Alzheimer's, phase 3 study, MRI, LMTM, AAIC 2016
News | Neuro Imaging | August 24, 2016
Important clinical trial results in Alzheimer's disease and dementia were recently reported at the 2016 Alzheimer's...
MRI, prostate cancer, zinc, UT Southwestern Medical Center study
News | Magnetic Resonance Imaging (MRI) | August 23, 2016
A novel magnetic resonance imaging (MRI) method that detects low levels of zinc ion can help distinguish healthy...
Philips, Ingenia MRI, VA Medical Center, Pineville Louisiana
News | Magnetic Resonance Imaging (MRI) | August 23, 2016
Alexandria VA Medical Center (VAMC) and Philips announced that the VAMC’s Pineville, La., facility will be the first VA...
Agfa Healthcare, DIN-PACS IV agreement, U.S. government contract, diagnostic imaging, IT solutions
News | Business | August 23, 2016
Agfa HealthCare announced that the U.S. government has awarded the company its DIN-PACS IV (Digital Imaging Network/...
NASH, nonalcoholic steatohepatitis, MRI, MRI-PDFF, University of California San Diego study
News | Magnetic Resonance Imaging (MRI) | August 22, 2016
Researchers at the University of California San Diego School of Medicine have found that a form of magnetic resonance...

Image courtesy of NYU Langone Medical Center

News | Magnetic Resonance Imaging (MRI) | August 18, 2016
August 18, 2016 — A new technology harnesses imperfections that typically compromise...
Parkinson's disease, altered brain activity, NIH-funded study, Radiology journal, fMRI

A new study has found that neural activity in certain brain areas declines over time in individuals with Parkinson’s disease and two related syndromes.

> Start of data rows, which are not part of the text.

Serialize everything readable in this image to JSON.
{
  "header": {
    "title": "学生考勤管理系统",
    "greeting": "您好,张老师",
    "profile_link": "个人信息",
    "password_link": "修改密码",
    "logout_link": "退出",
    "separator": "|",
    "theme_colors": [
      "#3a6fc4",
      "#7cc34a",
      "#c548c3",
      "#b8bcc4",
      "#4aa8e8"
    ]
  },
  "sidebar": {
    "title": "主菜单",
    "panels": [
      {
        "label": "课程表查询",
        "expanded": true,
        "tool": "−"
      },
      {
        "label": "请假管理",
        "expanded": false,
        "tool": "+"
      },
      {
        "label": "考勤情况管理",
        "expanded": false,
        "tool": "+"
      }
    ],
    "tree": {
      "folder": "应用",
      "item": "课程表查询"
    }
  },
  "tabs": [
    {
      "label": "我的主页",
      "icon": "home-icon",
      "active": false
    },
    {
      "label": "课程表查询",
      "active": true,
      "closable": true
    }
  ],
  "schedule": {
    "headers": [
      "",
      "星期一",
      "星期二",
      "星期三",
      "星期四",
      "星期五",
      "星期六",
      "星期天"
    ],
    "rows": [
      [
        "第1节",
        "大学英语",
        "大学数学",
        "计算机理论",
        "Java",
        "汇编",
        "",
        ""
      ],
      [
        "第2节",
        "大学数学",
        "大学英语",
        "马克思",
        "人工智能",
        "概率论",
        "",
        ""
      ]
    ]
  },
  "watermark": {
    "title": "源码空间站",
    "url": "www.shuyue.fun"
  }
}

Image courtesy of David Vaillancourt, Ph.D., University of Florida

News | Neuro Imaging | August 18, 2016
Neuroscientists peered into the brains of patients with Parkinson’s disease and two similar conditions to see how their...
Overlay Init